• **Record excerpts**:

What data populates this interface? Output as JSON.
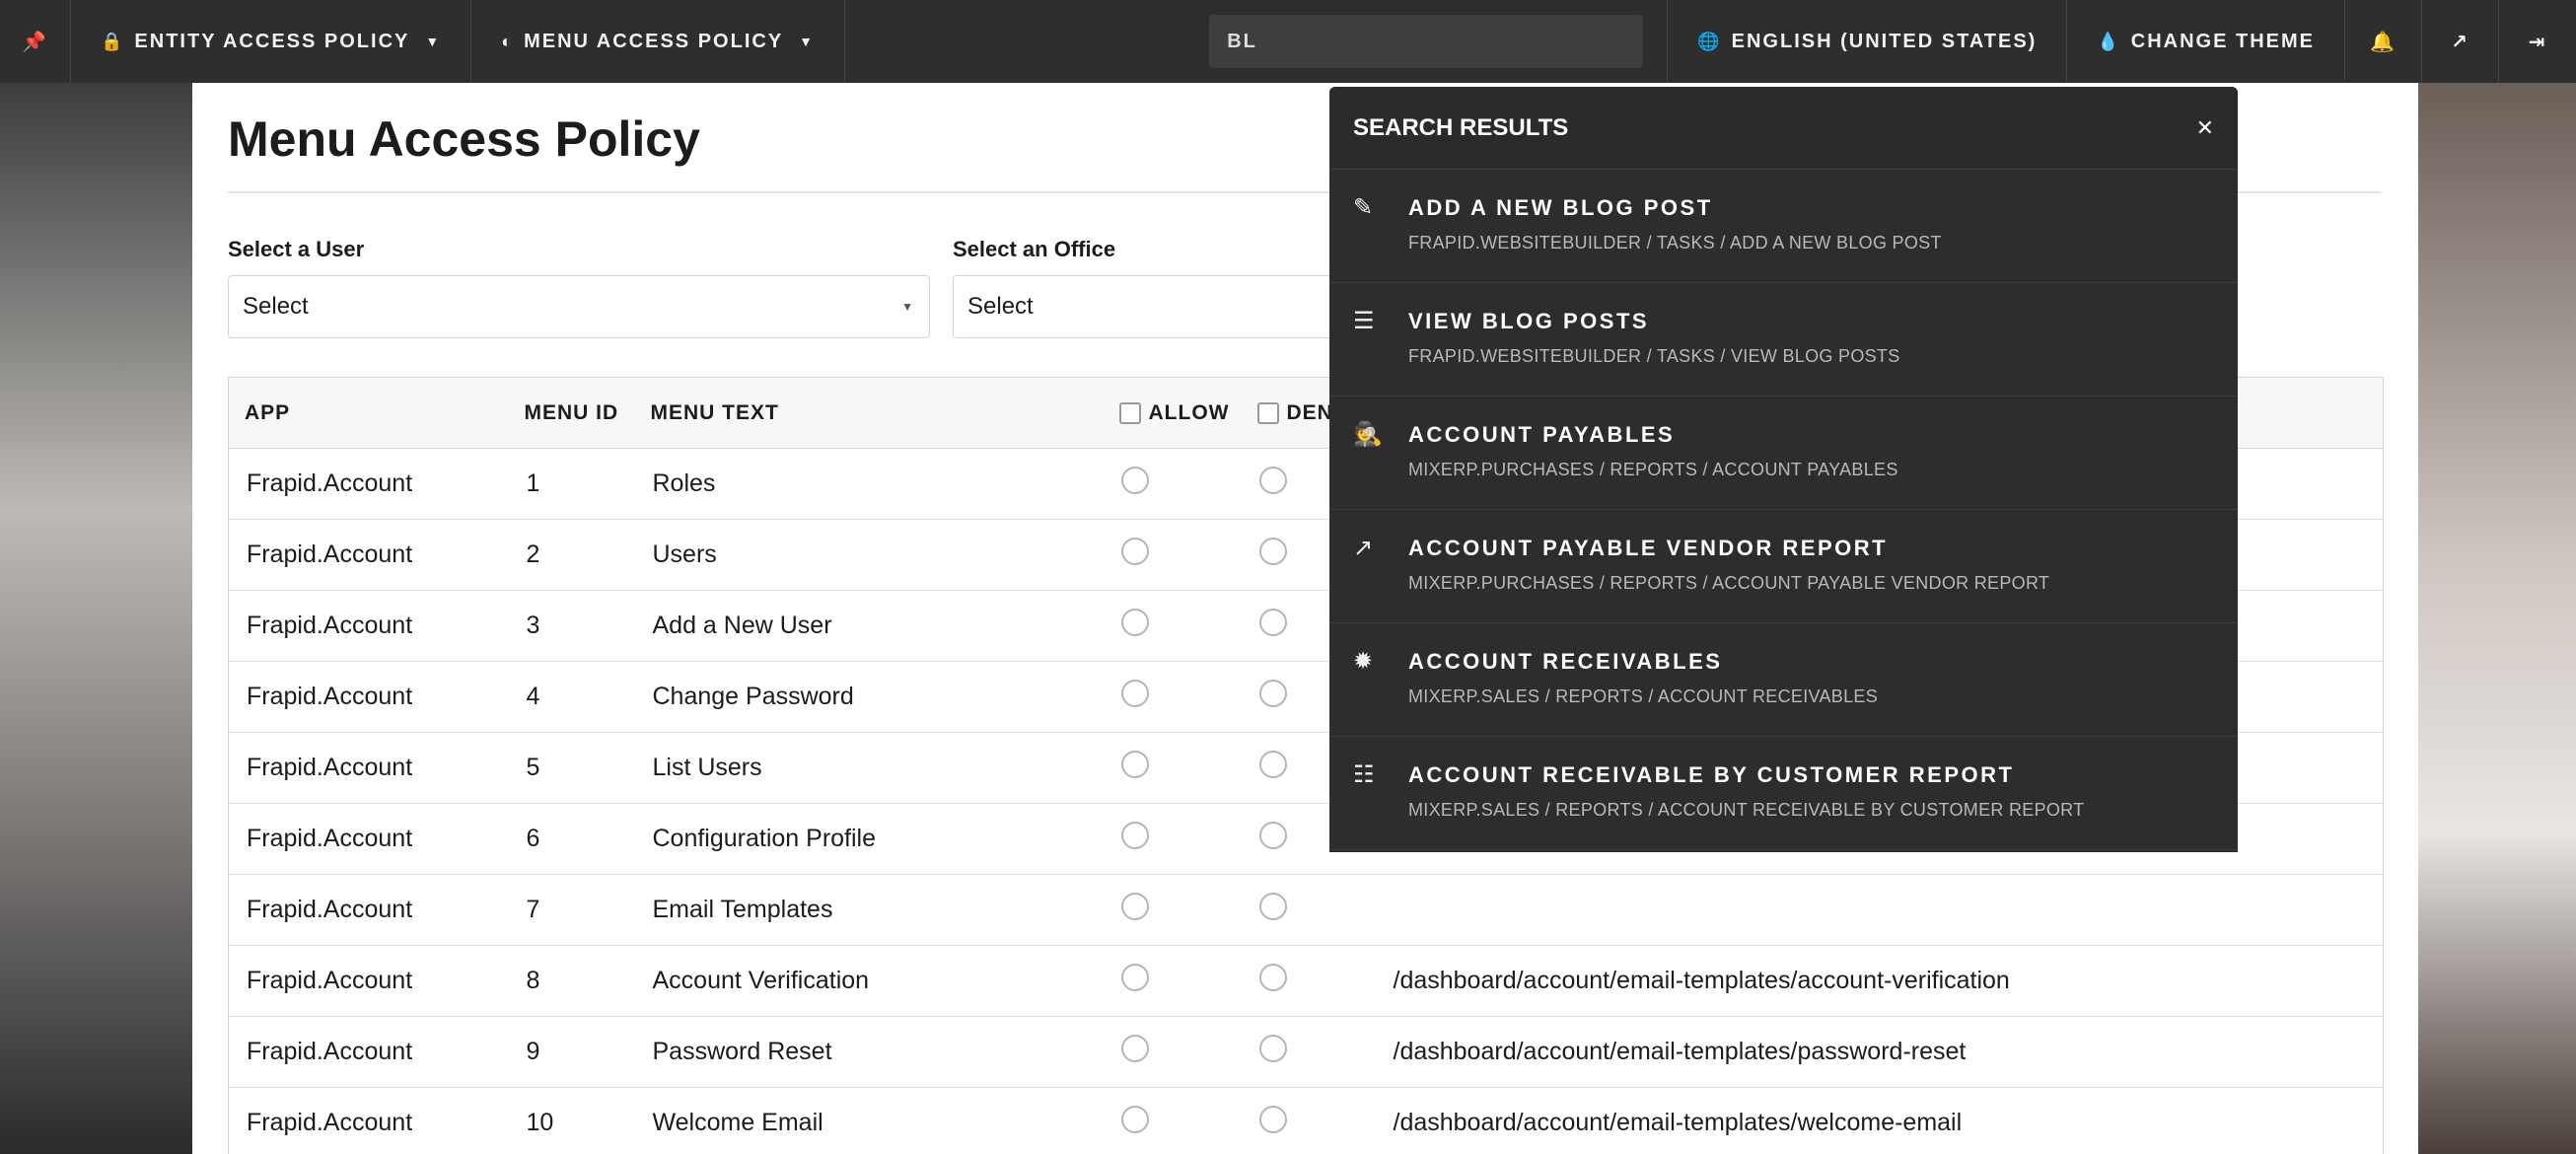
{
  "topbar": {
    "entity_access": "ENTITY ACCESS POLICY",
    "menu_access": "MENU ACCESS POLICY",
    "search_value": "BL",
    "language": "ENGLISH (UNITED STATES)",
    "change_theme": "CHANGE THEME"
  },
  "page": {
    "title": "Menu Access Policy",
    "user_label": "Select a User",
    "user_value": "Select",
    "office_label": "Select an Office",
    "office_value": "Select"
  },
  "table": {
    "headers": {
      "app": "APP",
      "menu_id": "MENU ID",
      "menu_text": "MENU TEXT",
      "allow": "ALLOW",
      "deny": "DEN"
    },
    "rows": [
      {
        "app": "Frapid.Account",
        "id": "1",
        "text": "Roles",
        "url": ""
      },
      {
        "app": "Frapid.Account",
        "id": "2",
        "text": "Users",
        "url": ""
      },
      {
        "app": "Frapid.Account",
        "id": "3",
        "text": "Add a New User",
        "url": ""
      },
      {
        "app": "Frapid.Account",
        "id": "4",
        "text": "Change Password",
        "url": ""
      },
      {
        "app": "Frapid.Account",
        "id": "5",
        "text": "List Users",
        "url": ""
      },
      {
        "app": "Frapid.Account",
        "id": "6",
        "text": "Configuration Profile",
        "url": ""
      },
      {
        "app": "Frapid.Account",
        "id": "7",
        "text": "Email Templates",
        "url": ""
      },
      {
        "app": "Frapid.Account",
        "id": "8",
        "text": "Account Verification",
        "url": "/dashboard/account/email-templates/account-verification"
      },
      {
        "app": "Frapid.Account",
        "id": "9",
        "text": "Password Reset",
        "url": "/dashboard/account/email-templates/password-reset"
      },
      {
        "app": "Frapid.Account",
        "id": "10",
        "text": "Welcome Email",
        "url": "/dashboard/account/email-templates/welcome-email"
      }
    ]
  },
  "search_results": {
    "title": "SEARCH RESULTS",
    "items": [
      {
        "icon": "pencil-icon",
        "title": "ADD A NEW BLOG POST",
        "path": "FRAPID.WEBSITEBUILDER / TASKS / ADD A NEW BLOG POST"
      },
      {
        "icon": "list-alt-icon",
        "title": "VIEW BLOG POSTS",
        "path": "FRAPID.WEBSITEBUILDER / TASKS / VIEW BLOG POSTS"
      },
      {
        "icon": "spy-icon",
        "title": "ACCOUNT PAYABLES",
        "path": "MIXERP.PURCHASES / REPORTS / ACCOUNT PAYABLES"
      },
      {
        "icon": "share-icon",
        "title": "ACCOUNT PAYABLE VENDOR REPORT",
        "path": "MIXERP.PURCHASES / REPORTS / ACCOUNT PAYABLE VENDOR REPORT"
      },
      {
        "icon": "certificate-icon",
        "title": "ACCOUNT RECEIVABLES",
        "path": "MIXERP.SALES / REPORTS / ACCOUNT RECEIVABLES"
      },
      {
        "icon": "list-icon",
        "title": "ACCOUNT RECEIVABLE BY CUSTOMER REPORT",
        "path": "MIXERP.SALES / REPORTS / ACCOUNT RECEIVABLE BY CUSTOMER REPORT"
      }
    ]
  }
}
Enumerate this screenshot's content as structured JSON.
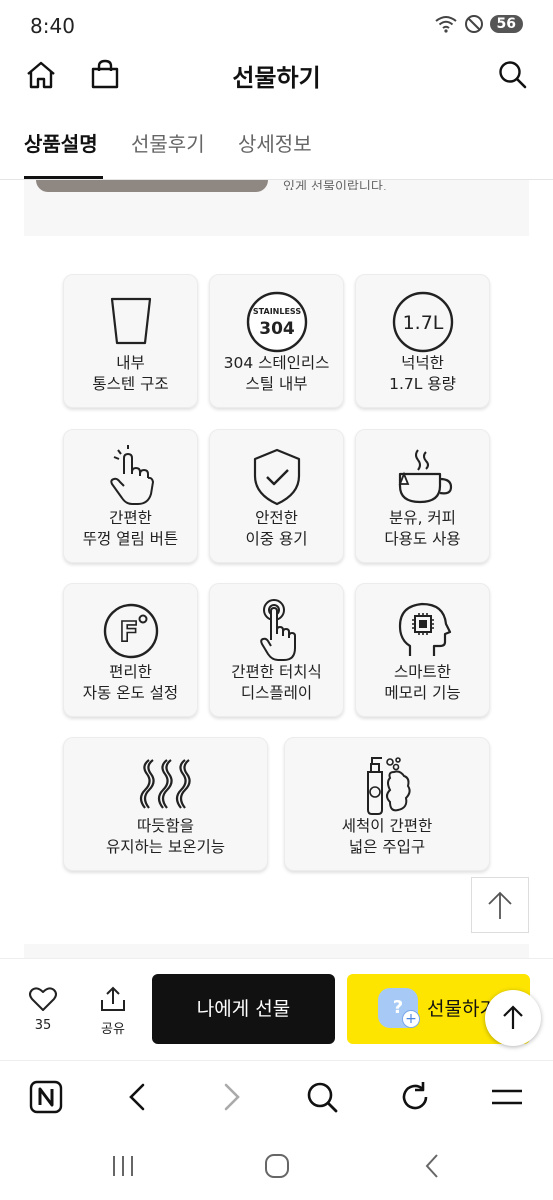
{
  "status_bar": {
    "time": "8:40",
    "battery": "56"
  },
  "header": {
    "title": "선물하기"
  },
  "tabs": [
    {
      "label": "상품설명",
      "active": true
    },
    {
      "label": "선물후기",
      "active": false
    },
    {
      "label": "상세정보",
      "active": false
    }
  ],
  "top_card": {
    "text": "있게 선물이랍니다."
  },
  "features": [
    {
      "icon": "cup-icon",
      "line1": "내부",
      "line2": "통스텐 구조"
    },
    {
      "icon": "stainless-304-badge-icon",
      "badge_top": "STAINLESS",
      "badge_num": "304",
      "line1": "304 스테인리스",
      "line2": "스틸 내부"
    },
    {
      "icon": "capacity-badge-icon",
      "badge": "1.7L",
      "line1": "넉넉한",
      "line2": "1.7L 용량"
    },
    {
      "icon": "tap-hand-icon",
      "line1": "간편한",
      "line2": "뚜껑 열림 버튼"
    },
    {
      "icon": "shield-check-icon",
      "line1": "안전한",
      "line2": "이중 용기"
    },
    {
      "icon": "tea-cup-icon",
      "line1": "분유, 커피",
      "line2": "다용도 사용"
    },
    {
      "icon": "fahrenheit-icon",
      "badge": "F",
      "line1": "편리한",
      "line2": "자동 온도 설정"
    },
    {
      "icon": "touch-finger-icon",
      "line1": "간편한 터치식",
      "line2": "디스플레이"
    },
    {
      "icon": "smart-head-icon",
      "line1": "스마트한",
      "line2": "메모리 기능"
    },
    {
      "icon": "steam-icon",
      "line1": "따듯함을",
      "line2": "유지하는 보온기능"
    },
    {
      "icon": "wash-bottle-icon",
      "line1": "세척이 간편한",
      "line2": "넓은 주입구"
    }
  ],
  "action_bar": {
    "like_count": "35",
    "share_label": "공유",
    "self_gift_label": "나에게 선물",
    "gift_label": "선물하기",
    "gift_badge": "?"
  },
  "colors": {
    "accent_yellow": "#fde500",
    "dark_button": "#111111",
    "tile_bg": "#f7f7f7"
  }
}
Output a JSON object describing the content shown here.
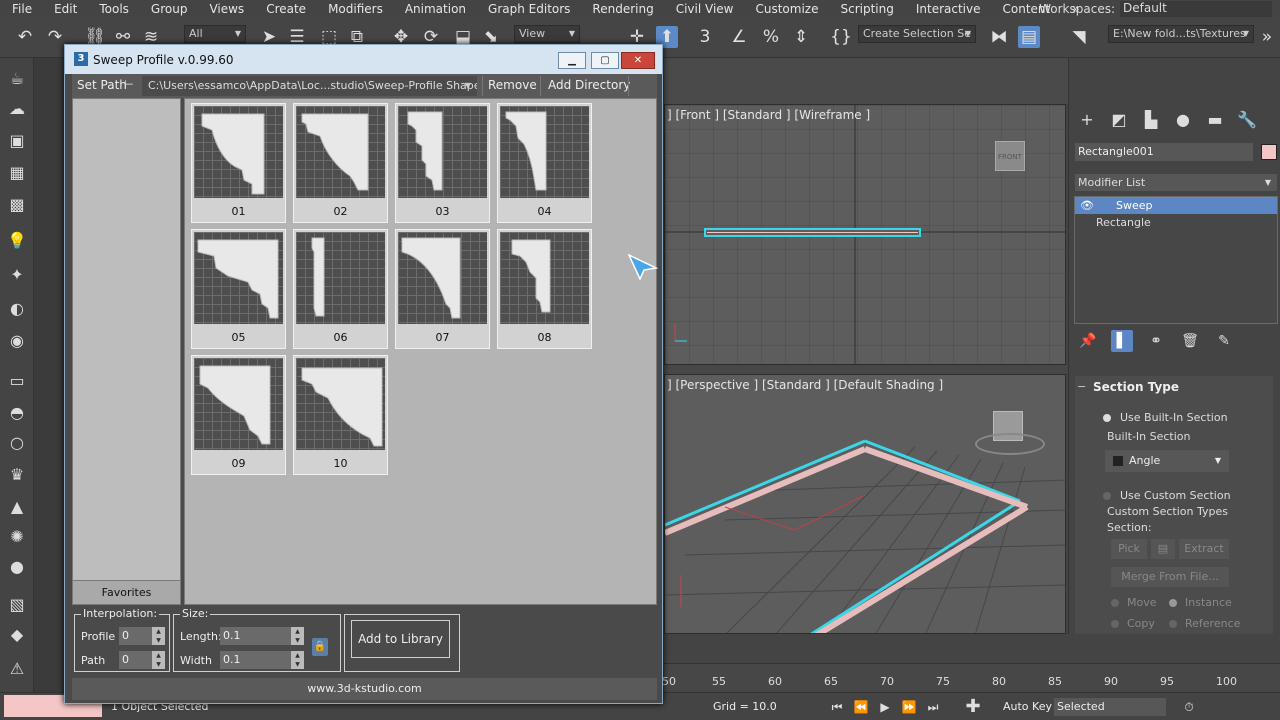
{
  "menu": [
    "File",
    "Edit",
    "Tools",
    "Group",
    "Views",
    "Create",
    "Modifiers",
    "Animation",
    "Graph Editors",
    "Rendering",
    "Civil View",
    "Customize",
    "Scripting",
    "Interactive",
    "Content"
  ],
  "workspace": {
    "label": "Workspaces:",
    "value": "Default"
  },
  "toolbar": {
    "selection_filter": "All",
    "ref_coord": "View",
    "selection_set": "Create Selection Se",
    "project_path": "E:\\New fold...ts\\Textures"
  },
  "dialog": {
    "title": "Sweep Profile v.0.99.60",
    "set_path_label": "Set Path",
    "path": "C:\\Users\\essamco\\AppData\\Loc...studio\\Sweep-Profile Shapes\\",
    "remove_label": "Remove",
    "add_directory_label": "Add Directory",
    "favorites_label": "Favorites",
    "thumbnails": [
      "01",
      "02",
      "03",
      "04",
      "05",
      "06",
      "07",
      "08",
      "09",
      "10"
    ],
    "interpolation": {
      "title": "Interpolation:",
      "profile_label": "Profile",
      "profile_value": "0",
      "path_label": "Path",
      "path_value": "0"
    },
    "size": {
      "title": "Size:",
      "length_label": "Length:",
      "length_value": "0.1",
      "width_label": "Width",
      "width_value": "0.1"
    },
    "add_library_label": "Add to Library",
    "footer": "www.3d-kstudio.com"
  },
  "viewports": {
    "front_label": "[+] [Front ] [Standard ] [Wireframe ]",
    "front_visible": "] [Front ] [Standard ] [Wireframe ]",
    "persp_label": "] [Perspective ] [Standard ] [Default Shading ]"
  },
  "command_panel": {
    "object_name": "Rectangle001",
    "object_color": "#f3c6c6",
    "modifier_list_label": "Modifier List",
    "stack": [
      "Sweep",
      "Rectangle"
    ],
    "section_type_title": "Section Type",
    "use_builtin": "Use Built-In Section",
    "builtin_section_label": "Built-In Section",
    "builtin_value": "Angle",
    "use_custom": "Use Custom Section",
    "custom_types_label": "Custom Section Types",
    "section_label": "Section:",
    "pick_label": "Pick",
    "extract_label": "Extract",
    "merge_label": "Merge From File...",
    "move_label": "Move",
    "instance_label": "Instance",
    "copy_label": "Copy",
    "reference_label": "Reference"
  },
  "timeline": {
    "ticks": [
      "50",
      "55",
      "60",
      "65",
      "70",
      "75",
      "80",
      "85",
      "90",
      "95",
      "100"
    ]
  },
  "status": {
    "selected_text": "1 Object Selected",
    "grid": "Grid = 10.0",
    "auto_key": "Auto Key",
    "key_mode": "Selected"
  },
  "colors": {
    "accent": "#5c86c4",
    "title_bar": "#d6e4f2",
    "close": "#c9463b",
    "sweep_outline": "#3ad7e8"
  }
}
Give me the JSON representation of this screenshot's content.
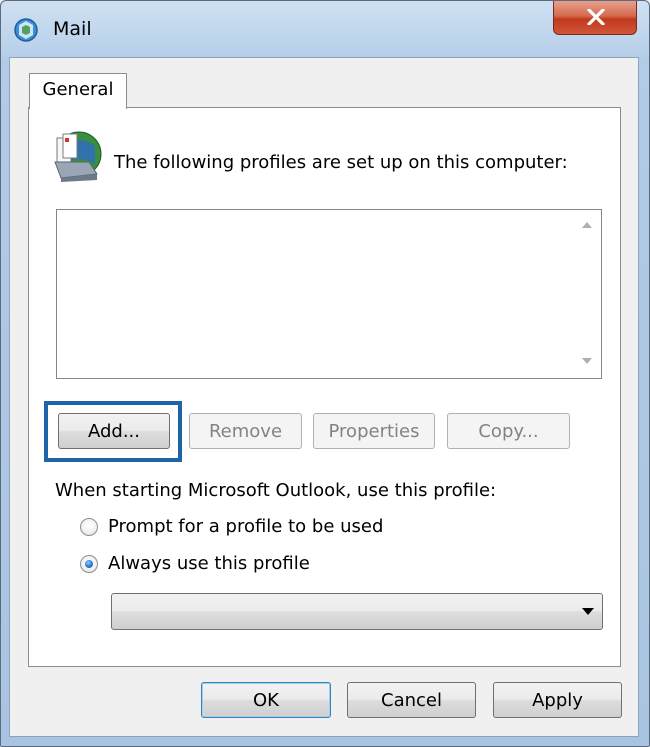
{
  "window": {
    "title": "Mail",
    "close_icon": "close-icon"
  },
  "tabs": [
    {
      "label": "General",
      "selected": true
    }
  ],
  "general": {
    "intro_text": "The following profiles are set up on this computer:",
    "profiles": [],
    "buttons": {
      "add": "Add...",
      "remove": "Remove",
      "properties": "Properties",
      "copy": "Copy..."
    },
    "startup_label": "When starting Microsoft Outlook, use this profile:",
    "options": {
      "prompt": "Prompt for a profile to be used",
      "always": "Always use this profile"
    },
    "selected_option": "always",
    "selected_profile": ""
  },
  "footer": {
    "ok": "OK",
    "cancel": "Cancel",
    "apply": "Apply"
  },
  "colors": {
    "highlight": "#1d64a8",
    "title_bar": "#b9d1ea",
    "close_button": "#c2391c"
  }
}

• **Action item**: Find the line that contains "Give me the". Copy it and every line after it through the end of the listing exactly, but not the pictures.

• **Response for this exercise**:
Give me the JSON representation of this screenshot's content.
{
  "window": {
    "title": "Mail",
    "close_icon": "close-icon"
  },
  "tabs": [
    {
      "label": "General",
      "selected": true
    }
  ],
  "general": {
    "intro_text": "The following profiles are set up on this computer:",
    "profiles": [],
    "buttons": {
      "add": "Add...",
      "remove": "Remove",
      "properties": "Properties",
      "copy": "Copy..."
    },
    "startup_label": "When starting Microsoft Outlook, use this profile:",
    "options": {
      "prompt": "Prompt for a profile to be used",
      "always": "Always use this profile"
    },
    "selected_option": "always",
    "selected_profile": ""
  },
  "footer": {
    "ok": "OK",
    "cancel": "Cancel",
    "apply": "Apply"
  },
  "colors": {
    "highlight": "#1d64a8",
    "title_bar": "#b9d1ea",
    "close_button": "#c2391c"
  }
}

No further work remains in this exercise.